We might not be the best looking group of Misfits, but our work sure does come out purdy! Here's the finished 31 Model A from last night's Misfit Garage season finale.
The Real Reason “Misfit Garage” Was Canceled
When “Misfit Garage” aired its episode on 8 August 2018 to end its sixth season, the stars and even the fans of the TV show weren’t aware that it was going to be the final episode. Thomas Weeks even posted on Twitter in November 2020 – ‘Ask discovery! They don’t like us no more I guess; how do you remove a hit show is beyond me.’

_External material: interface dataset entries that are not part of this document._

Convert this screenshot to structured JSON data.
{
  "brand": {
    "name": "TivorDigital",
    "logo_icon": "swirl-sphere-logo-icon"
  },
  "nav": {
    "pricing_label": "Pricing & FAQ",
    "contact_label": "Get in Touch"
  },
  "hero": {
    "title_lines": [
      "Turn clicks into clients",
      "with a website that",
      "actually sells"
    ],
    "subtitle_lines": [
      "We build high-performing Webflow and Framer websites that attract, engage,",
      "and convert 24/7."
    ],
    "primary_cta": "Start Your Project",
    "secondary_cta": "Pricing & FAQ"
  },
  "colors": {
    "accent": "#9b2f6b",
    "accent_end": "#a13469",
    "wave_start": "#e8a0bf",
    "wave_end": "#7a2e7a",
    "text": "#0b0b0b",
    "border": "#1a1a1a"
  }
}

Several reasons could be attributed to its cancelation such as the supposedly fake Fired Up Garage which was the focal point of why there was a TV show. Most of the fans believed that it was only created for entertainment purposes. Automotive-related reality-TV shows were generally inspired by successful auto shops; the usual practice was that a TV crew would document the daily activities at the garage, but since the auto shop wasn’t a real one, everything that would be used for each episode must be prepared beforehand, including the tools, the cars, along with the extra people needed to complete a story. A lot of work was put into creating content each season, so one could only imagine the difficulties that the producers of “Misfit Garage” faced.
The show was probably not worth continuing with all the time and effort.
Another reason could be the declining viewership rating, which was belied by Thomas Weeks’ tweet. He claimed that their TV show was a hit when they ended it, but any TV network wouldn’t cancel a TV show if it was still profitable for them, unless its existence was detrimental to the cable channel’s reputation. In some TV reviews that were made about “Misfit Garage,” some of the critics said that one of the things they couldn’t forgive about it was the recklessness of the crew. For instance, converting a 1957 Chevy into a gasser car, which in some car enthusiasts’ point of view was highly disrespectful. There were also times when the crew decided not to work on parts that wouldn’t get seen by the buyers. Gearheads also cringed each time the crew would continue to work on the car after the paint job was finished. Whether they did them just to live up to their reputation as misfits, there were still some lines that couldn’t be crossed, even just for entertainment purposes.
So – RIP “Misfit Garage”!